[Records from a data collection]:
● ● ● ● ●

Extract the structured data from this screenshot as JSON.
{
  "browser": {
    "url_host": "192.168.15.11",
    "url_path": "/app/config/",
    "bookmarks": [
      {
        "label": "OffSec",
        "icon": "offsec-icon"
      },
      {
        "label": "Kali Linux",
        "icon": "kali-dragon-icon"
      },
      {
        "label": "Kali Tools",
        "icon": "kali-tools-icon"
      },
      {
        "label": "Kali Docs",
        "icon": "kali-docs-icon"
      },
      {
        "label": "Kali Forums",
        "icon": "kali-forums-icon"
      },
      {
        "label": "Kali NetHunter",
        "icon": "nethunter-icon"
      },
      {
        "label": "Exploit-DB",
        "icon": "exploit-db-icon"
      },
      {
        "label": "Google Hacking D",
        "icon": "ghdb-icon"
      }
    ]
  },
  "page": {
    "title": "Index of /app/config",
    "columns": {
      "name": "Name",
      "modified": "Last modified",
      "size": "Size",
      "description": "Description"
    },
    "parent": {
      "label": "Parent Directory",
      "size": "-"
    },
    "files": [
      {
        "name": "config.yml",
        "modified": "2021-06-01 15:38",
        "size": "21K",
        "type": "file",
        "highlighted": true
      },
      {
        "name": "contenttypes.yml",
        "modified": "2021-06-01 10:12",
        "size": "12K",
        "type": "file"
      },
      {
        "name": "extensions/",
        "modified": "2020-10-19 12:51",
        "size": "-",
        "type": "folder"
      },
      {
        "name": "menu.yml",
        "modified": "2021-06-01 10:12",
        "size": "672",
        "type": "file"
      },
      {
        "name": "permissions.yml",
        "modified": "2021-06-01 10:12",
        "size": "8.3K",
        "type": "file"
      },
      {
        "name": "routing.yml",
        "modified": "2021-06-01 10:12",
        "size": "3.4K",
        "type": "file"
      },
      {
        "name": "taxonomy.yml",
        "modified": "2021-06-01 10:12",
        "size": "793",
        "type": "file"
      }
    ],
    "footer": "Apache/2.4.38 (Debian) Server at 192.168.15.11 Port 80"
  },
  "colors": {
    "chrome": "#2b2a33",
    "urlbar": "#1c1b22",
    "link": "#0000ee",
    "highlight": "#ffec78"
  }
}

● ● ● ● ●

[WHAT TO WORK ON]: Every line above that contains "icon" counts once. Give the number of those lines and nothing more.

[RESULT OF THE TASK]: 8